— DATASET RECORDS —
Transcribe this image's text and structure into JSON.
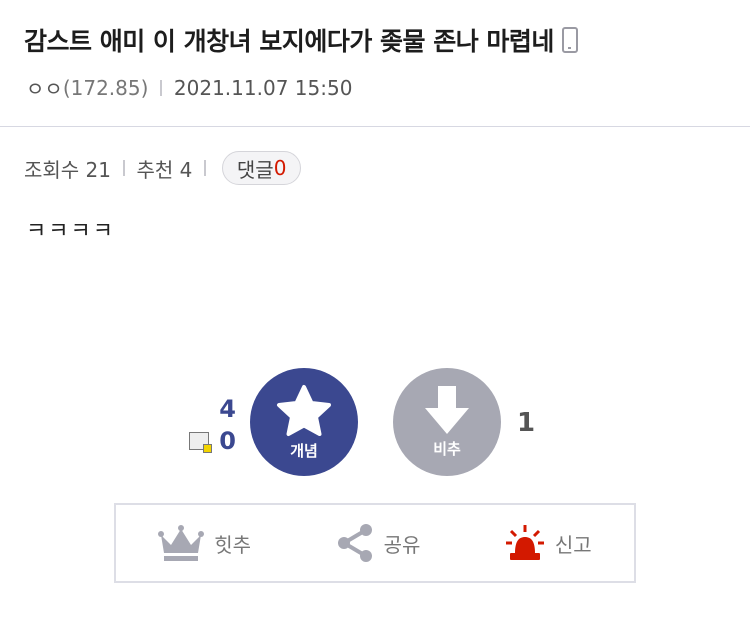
{
  "post": {
    "title": "감스트 애미 이 개창녀 보지에다가 좆물 존나 마렵네",
    "author": "ㅇㅇ",
    "author_ip": "(172.85)",
    "datetime": "2021.11.07 15:50"
  },
  "stats": {
    "views_label": "조회수 21",
    "recommend_label": "추천 4",
    "comment_label": "댓글",
    "comment_count": "0"
  },
  "content": {
    "body": "ㅋㅋㅋㅋ"
  },
  "vote": {
    "up_count": "4",
    "fixed_up_count": "0",
    "up_label": "개념",
    "down_label": "비추",
    "down_count": "1"
  },
  "actions": {
    "best_label": "힛추",
    "share_label": "공유",
    "report_label": "신고"
  },
  "colors": {
    "accent": "#3b4890",
    "down_gray": "#a7a8b3",
    "report_red": "#d31900"
  },
  "icons": [
    "mobile-icon",
    "fixed-recommend-icon",
    "star-icon",
    "down-arrow-icon",
    "crown-icon",
    "share-icon",
    "siren-icon"
  ]
}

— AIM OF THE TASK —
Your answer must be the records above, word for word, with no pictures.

— RESULT OF THIS EXERCISE —
Transcribe this image's text and structure into JSON.
{
  "post": {
    "title": "감스트 애미 이 개창녀 보지에다가 좆물 존나 마렵네",
    "author": "ㅇㅇ",
    "author_ip": "(172.85)",
    "datetime": "2021.11.07 15:50"
  },
  "stats": {
    "views_label": "조회수 21",
    "recommend_label": "추천 4",
    "comment_label": "댓글",
    "comment_count": "0"
  },
  "content": {
    "body": "ㅋㅋㅋㅋ"
  },
  "vote": {
    "up_count": "4",
    "fixed_up_count": "0",
    "up_label": "개념",
    "down_label": "비추",
    "down_count": "1"
  },
  "actions": {
    "best_label": "힛추",
    "share_label": "공유",
    "report_label": "신고"
  },
  "colors": {
    "accent": "#3b4890",
    "down_gray": "#a7a8b3",
    "report_red": "#d31900"
  },
  "icons": [
    "mobile-icon",
    "fixed-recommend-icon",
    "star-icon",
    "down-arrow-icon",
    "crown-icon",
    "share-icon",
    "siren-icon"
  ]
}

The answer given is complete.